Japan’s lacklustre growth and soon-to-come tax hike could deter consumers from spending further still, begging the question: Is Abenomics working?

Japanese prime minister Shinzo Abe
Prime Minister Shinzo Abe's economic policies may lost public support following lower-than-expected last quarter results 

News of Japan’s disappointing growth stats in the middle of February sparked further unrest among analysts and led many to believe that Prime Minister Shinzo Abe‘s aggressive fiscal and monetary measures will fall short of their intended effect. Granted, the short-term results with regards to inflation are encouraging, given that the BoJ looks on course to meet it’s two percent inflation target by 2015 and consumer prices grew at their fastest rate in five years late last year. However, having exhibited early signs of growth owing largely to exports, it’s now up to consumers to take the reins and lead the Japanese economy to long-term stability.

Japan’s last quarter

Up 1.7%


Up 0.5%

Household spending

Abenomics has succeeded in reeling the economy from impending collapse, although the vast majority of growth has come by way of exports, which picked up just 1.7 percent last quarter after a 2.7 percent annualised fall in the third quarter. For Japan to level out at the desired two to three percent annual growth outlined by Abe, internal consumption must see something of an uptick in the coming months and years ahead.

Household spending during the October to December quarter expanded just 0.5 percent, which, given that analysts expected 0.7 percent, illustrates just how cautious Japanese consumers are when it comes to spending. In order to boost private consumption and dispel the lingering air of caution, higher prices must be coupled with higher wages so as to lessen the squeeze. And whilst cash earnings saw an annualised rise of 0.5 percent in November, the ever-so-slight boost follows four months of consecutive decline and, when excluding bonuses, means that Japanese wages overall remain unchanged.

Whilst the economy this coming year looks on course to exhibit levels of growth unseen since 2010, rising costs alongside falling wages will see public support for Abenomics plummet for as long as this remains the case.

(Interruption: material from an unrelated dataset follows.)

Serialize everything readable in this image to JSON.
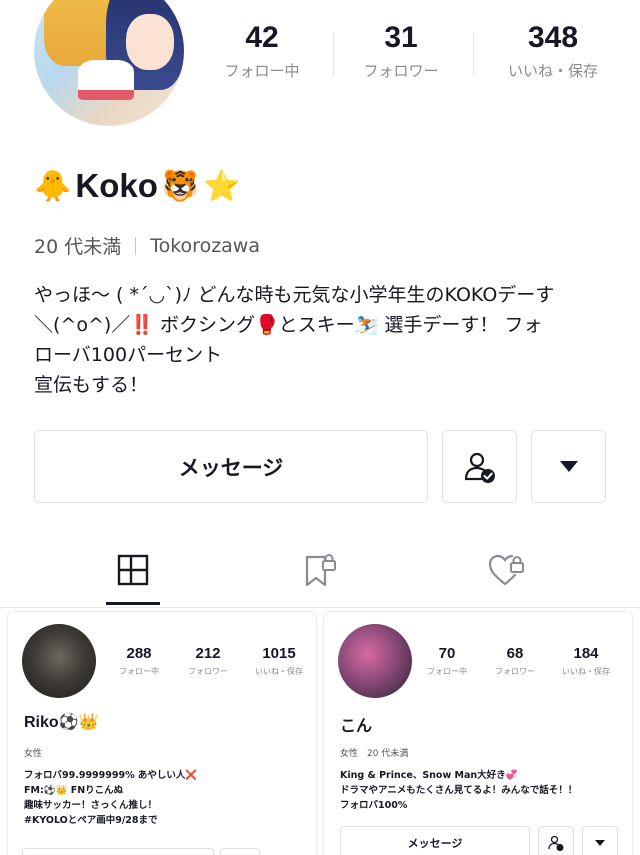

As such, the government is pushing for companies to boost their wages come spring, although many will be hesitant to do so until they’re convinced of the economy’s emboldened prospects of long-term prosperity.

To compound problems in the consumer space, Japan’s sales tax is scheduled to rise to eight percent from five in April, in order to reduce the world’s highest debt burden. Not only will the tax hike impact growth on a short-term basis, but also serve to deter consumers from spending further still. The timing comes at an especially inopportune time here in light of Japan’s lacklustre growth, and the repercussions could serve to push consumer confidence to new lows.

Expect an uptick in private spending in the months ahead as consumers race to beat the rise, however, once the eight percent rate is put in place, Japan will be forced to contend with even lower sales, and the prospect of additional stimulus measures looks likely to say the least.